Vanderbilt researchers have developed a new process that can rapidly and inexpensively identify personalized cancer drugs derived from nature.
The annual Vanderbilt-Ingram Cancer Center Scientific Retreat will be held Thursday, May 3, 8 a.m. to 3 p.m. at the Vanderbilt Student Life Center. The potential link between the body’s microbiome and cancer is the topic of this year’s event.
Vito Quaranta, MD, and colleagues have found that treated melanoma cells enter a previously unrecognized “idling” state. These idling cells may be primed to acquire resistance mutations and may constitute the bulk of residual disease.
Human tumors appear to have a broken circadian clock, researchers at Vanderbilt University Medical Center report in the journal PeerJ.
Many types of cancer cells escape the body’s effort to kill them by overexpressing MCL-1, a protein important for blocking apoptosis, or programmed cell death. A recent study by Vivian Gama, PhD and colleagues indicates that MCL-1 also helps maintain the identity and ability of stem cells to differentiate, or give rise to other kinds of cells.
Vanderbilt University Medical Center investigators have identified a growing number of serious and sometimes fatal cases of heart problems among cancer patients treated with some forms of immunotherapy.
A new study by Dai Chung, MD, and colleagues reports that a protein, called SIRT6, plays an important role in the growth of neuroblastoma and suggests that SIRT6 may be a target for new therapeutics for the disease.

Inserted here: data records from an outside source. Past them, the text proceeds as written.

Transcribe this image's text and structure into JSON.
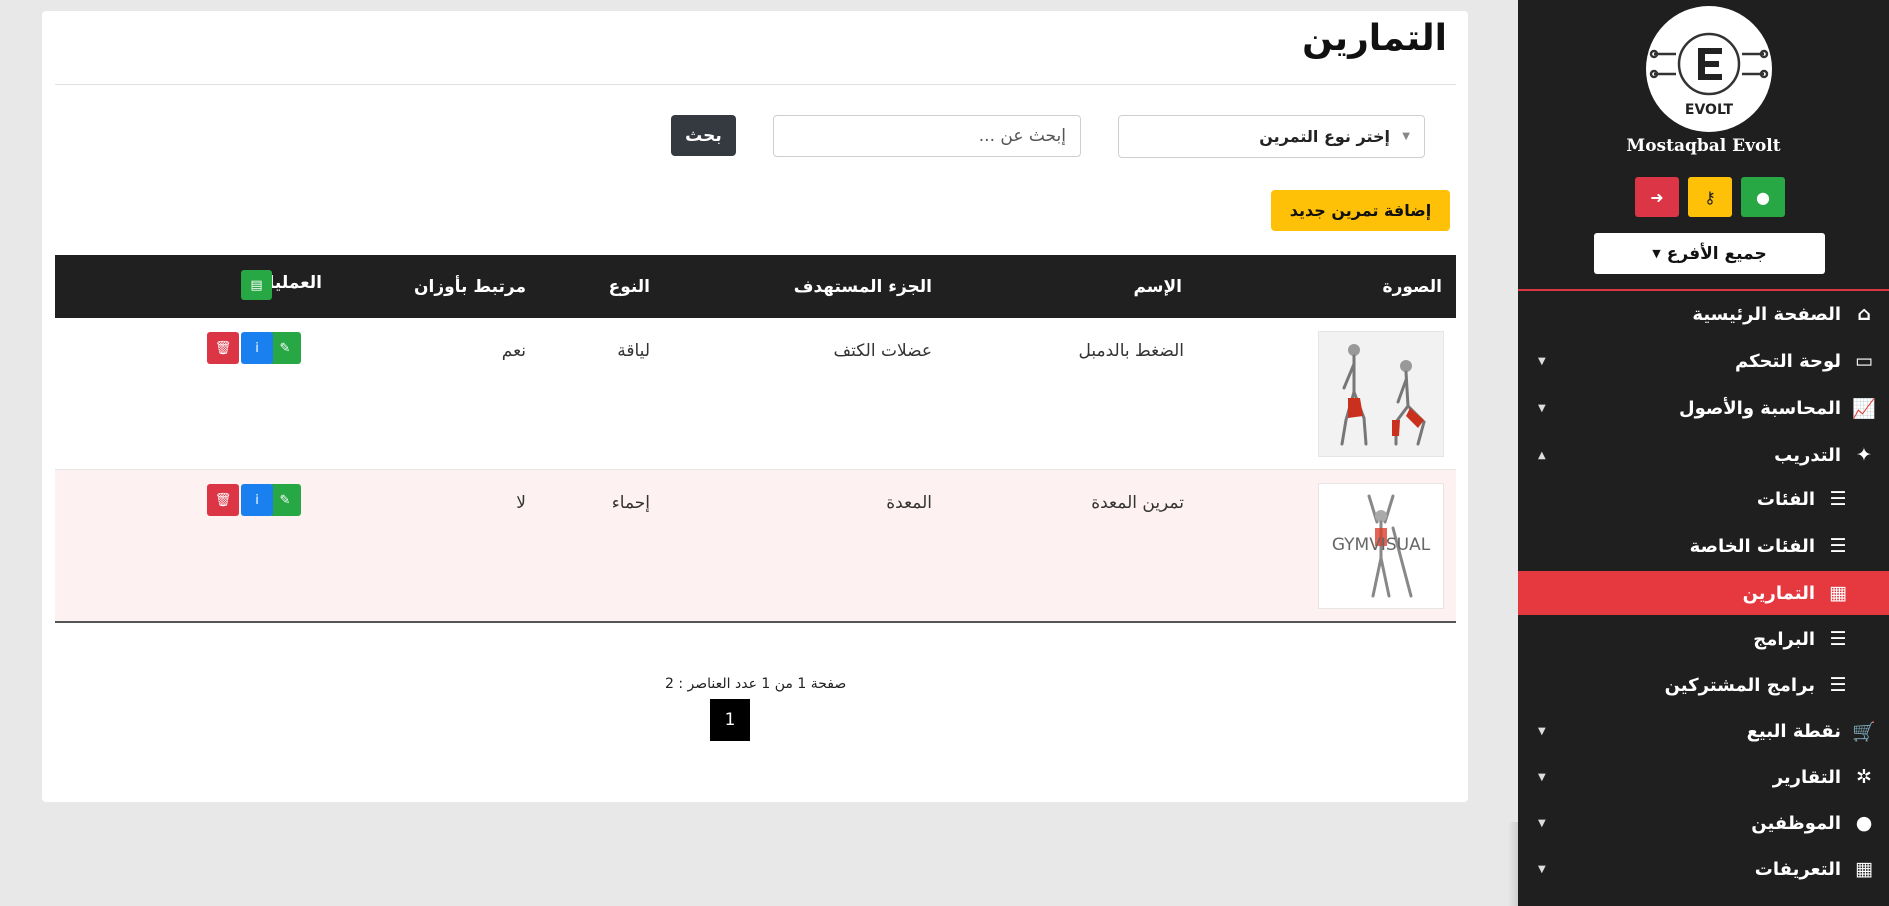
{
  "sidebar": {
    "logo_text": "EVOLT",
    "brand": "Mostaqbal Evolt",
    "branch_select": "جميع الأفرع",
    "icons": {
      "logout": "sign-out-icon",
      "key": "key-icon",
      "user": "user-icon"
    },
    "items": [
      {
        "label": "الصفحة الرئيسية",
        "icon": "home-icon",
        "glyph": "⌂",
        "arrow": ""
      },
      {
        "label": "لوحة التحكم",
        "icon": "laptop-icon",
        "glyph": "▭",
        "arrow": "▼"
      },
      {
        "label": "المحاسبة والأصول",
        "icon": "chart-line-icon",
        "glyph": "📈",
        "arrow": "▼"
      },
      {
        "label": "التدريب",
        "icon": "magic-wand-icon",
        "glyph": "✦",
        "arrow": "▲"
      },
      {
        "label": "الفئات",
        "icon": "list-icon",
        "glyph": "☰",
        "arrow": ""
      },
      {
        "label": "الفئات الخاصة",
        "icon": "list-icon",
        "glyph": "☰",
        "arrow": ""
      },
      {
        "label": "التمارين",
        "icon": "calendar-icon",
        "glyph": "▦",
        "arrow": ""
      },
      {
        "label": "البرامج",
        "icon": "list-icon",
        "glyph": "☰",
        "arrow": ""
      },
      {
        "label": "برامج المشتركين",
        "icon": "list-icon",
        "glyph": "☰",
        "arrow": ""
      },
      {
        "label": "نقطة البيع",
        "icon": "cart-icon",
        "glyph": "🛒",
        "arrow": "▼"
      },
      {
        "label": "التقارير",
        "icon": "bug-icon",
        "glyph": "✲",
        "arrow": "▼"
      },
      {
        "label": "الموظفين",
        "icon": "user-icon",
        "glyph": "●",
        "arrow": "▼"
      },
      {
        "label": "التعريفات",
        "icon": "table-icon",
        "glyph": "▦",
        "arrow": "▼"
      }
    ]
  },
  "main": {
    "title": "التمارين",
    "type_select": "إختر نوع التمرين",
    "search_placeholder": "إبحث عن ...",
    "search_button": "بحث",
    "add_button": "إضافة تمرين جديد"
  },
  "table": {
    "headers": {
      "image": "الصورة",
      "name": "الإسم",
      "target": "الجزء المستهدف",
      "type": "النوع",
      "weights": "مرتبط بأوزان",
      "actions": "العمليات"
    },
    "rows": [
      {
        "name": "الضغط بالدمبل",
        "target": "عضلات الكتف",
        "type": "لياقة",
        "weights": "نعم",
        "image_caption": ""
      },
      {
        "name": "تمرين المعدة",
        "target": "المعدة",
        "type": "إحماء",
        "weights": "لا",
        "image_caption": "GYMVISUAL"
      }
    ]
  },
  "pagination": {
    "info": "صفحة 1 من 1 عدد العناصر : 2",
    "current_page": "1"
  },
  "colors": {
    "sidebar_bg": "#1f1f1f",
    "active": "#e5383f",
    "warning": "#ffc107",
    "success": "#28a745",
    "info": "#1a80f0",
    "danger": "#dc3545"
  }
}
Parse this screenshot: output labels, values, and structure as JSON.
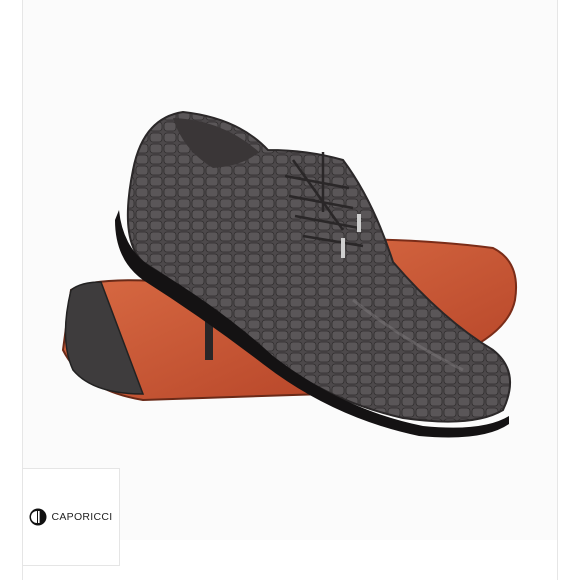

Targeting specific molecules in breast tumors, called methylating agents, can turn up the immune response, potentially making tumors responsive to immunotherapy, suggests a new study published in Nature Communications.